Prolific bestseller Orson Scott Card returns this month with The Crystal City, the sixth in his Alvin Maker series of alternate historical fantasies. Card's fans have been waiting a long time for this: Seventh Son, the first book in the series, was published in 1987 and the most recent, Heartfire, five years ago. Card set himself a huge task early in the series when his eponymous hero had a vision of a crystal city where all peoples lived together in peace. It sounded wonderful, but how could a crystal city be built in mid-19th century America? The process begins with Alvin's powers as a maker he can literally reshape physical objects from huge rocks down to the twisted muscles in a man's club foot. Before finding a location for the city, Alvin leads 5,000 people mostly slaves and indigents out of New Orleans. Then he must find a way to get them to free states in the North. Alvin also has to deal with his younger brother, Calvin, who is almost as talented as his sibling but doesn't have the patience to help others. Card ties it all together with a quick trip to Mexico for Calvin, Jim Bowie (he of the knife), and Alvin's adopted half-brother, Arthur Stuart. Despite the many threads he must weave together, Card creates a solid episode in what is perhaps his most interesting ongoing series.

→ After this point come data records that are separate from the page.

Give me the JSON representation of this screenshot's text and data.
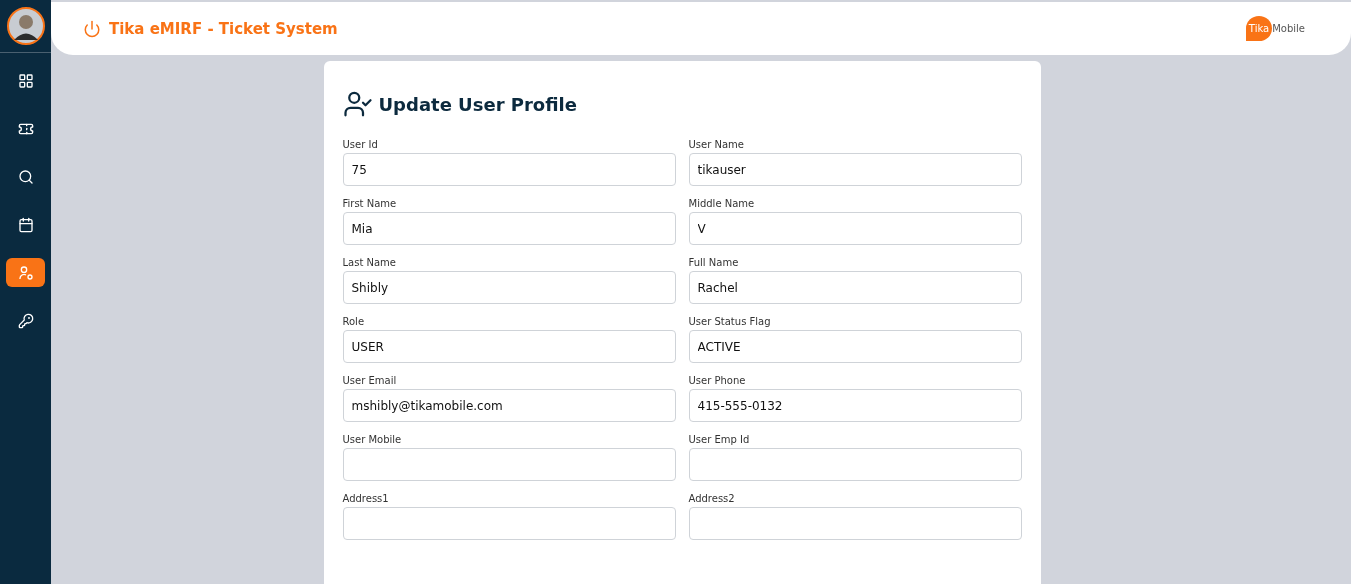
{
  "sidebar": {
    "items": [
      {
        "selected": false
      },
      {
        "selected": false
      },
      {
        "selected": false
      },
      {
        "selected": false
      },
      {
        "selected": true
      },
      {
        "selected": false
      }
    ]
  },
  "header": {
    "title": "Tika eMIRF - Ticket System",
    "logo": {
      "mark": "Tika",
      "word": "Mobile"
    }
  },
  "form": {
    "title": "Update User Profile",
    "fields": [
      {
        "label": "User Id",
        "value": "75"
      },
      {
        "label": "User Name",
        "value": "tikauser"
      },
      {
        "label": "First Name",
        "value": "Mia"
      },
      {
        "label": "Middle Name",
        "value": "V"
      },
      {
        "label": "Last Name",
        "value": "Shibly"
      },
      {
        "label": "Full Name",
        "value": "Rachel"
      },
      {
        "label": "Role",
        "value": "USER"
      },
      {
        "label": "User Status Flag",
        "value": "ACTIVE"
      },
      {
        "label": "User Email",
        "value": "mshibly@tikamobile.com"
      },
      {
        "label": "User Phone",
        "value": "415-555-0132"
      },
      {
        "label": "User Mobile"
      },
      {
        "label": "User Emp Id"
      },
      {
        "label": "Address1"
      },
      {
        "label": "Address2"
      }
    ]
  }
}
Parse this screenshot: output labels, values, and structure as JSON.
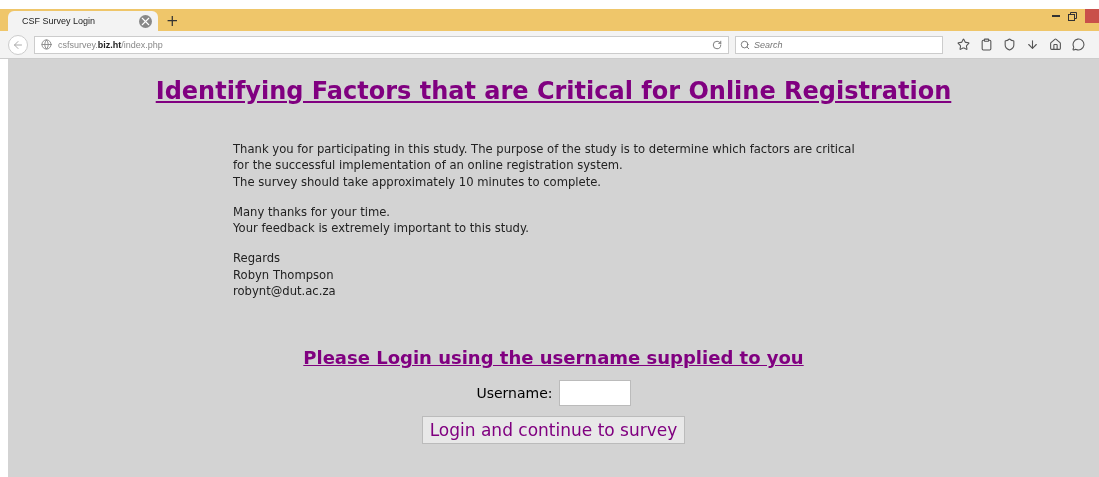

Stephen King recently awarded the Distinguished Contributions to American Letters Medal by the National Book Foundation has always been regarded as a distinguished writer by fans of speculative fiction. Now he's back with The Wolves of Calla (Scribner, $35, 736 pages, ISBN 1880418568), the fifth of seven projected entries in his Dark Tower series. Ably illustrating the reasons for his immense popularity, King not only tells a great story, he gives his characters wonderful stories to tell, too.
In this episode, Roland the gunslinger and his followers are asked to pause in their quest to find the Dark Tower and help a village in need. In Calla Bryn Sturgis, which seems to have echoes of a village in our world, most of the children are born as twins. However, every generation or so, "wolves" attack and steal away one child of each set of twins. King exudes such craft, control and playfulness with pop culture (including his previous non-Dark Tower books) that even readers new to the series will be easily drawn into the tale.
Like Card and King, writer Nalo Hopkinson faces high expectations for her new novel, The Salt Roads (Warner, $22.95, 304 pages, ISBN 0446533025). Hopkinson's first novel, Brown Girl in the Ring, won the Warner Aspect First Novel Award and since then she's never looked back. In The Salt Roads, she pursues three energetic story strands. Mer is a slave on an 18th century Haitian plantation, Meritet is a fourth century prostitute, and Jeanne Duval is an 18th century Parisian dancer. The three women are linked by a spirit born when Mer and two other women bury the body of a stillborn child in the river. The spirit moves freely between the three women, offering insight into the difficulties and joys in each of their lives. The Salt Roads successfully sets its own standards for style, voice and structure. Hopkinson has written a striking novel that will be enjoyed as much by fans of historical fiction as fantastic fiction.